When I was young, my sisters cruelly convinced me that I was adopted. They tormented me saying that, if I didn’t behave, mom and dad would return me. Under the threat of being sent away, I was made to do their bidding. It was as if I didn’t belong to my own family or feel at home in my own house.
Thinking back on it now, it seems ridiculous that I overlooked the fact that I am the spitting image of both my mother AND father. Myself, my mother and father have pale skin and straight hair while my sisters have dark brown skin and curly hair. Actually, my half-sisters are my mom’s kids from her first husband who was dark skinned. I was the only child between my mother and father.
They concocted a story that I swallowed hook, line and sinker: they begged mom and dad for a dog. Amongst the puppies at the at the pound they found me. My parents agreed to bring me home under the condition that they could return me, in exchange me for a dog, if I didn’t behave myself.
One of my sisters’ favorite methods of torture was to trap me in the yard waste can. They knew I was highly allergic to grass clippings, so they would shove me in the can and sit on the lid. They reminded me that they could return me for a puppy if I didn’t do whatever they said.
My sisters preyed on my ignorance and fear. Somehow, I let myself be convinced (despite overwhelming evidence to the contrary) that I didn’t have the same right or privilege to be there.
I have fallen into this trap in life again and again – letting people make me feel as though I don’t belong, when I have as much right to be there as they do. In some cases, this feeling has postponed or altogether stopped me from doing something I really wanted to do. Even still, as I work on some of the most meaningful projects of my life, I cannot escape this feeling. The feeling that someday people are going to discover that I am not qualified to do this work. This is commonly referred to as the “impostor syndrome” and can be the death knell to creativity and a roadblock to producing great work.

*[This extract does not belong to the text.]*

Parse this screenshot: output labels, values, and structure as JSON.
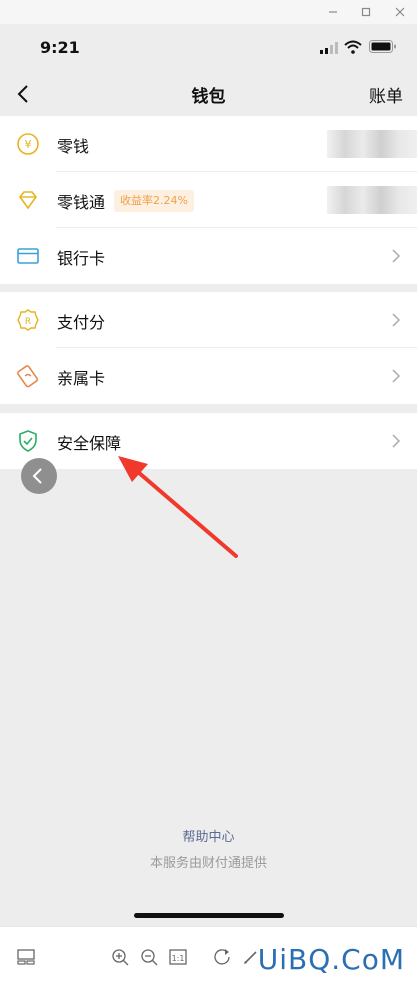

Ideas come to me that I begin working on with great passion and intensity, only to fizzle out as I start questioning myself:
Why would anyone care about this?
What makes me think I am an expert?
With so many other talented people in my field, how can I compete?
Allowing these self-defeating thoughts to creep in is like voluntarily putting myself in the yard waste can. People that criticize or discourage me from following my dreams are likely suffering those same self-defeating thoughts themselves.
When I find myself in my metaphorical yard waste can, I remind myself that it is me that is holding down the lid. I am free to get out of it any time. I thank my sisters for the valuable lesson that remains fresh with me to this day: If you showed up, you belong there.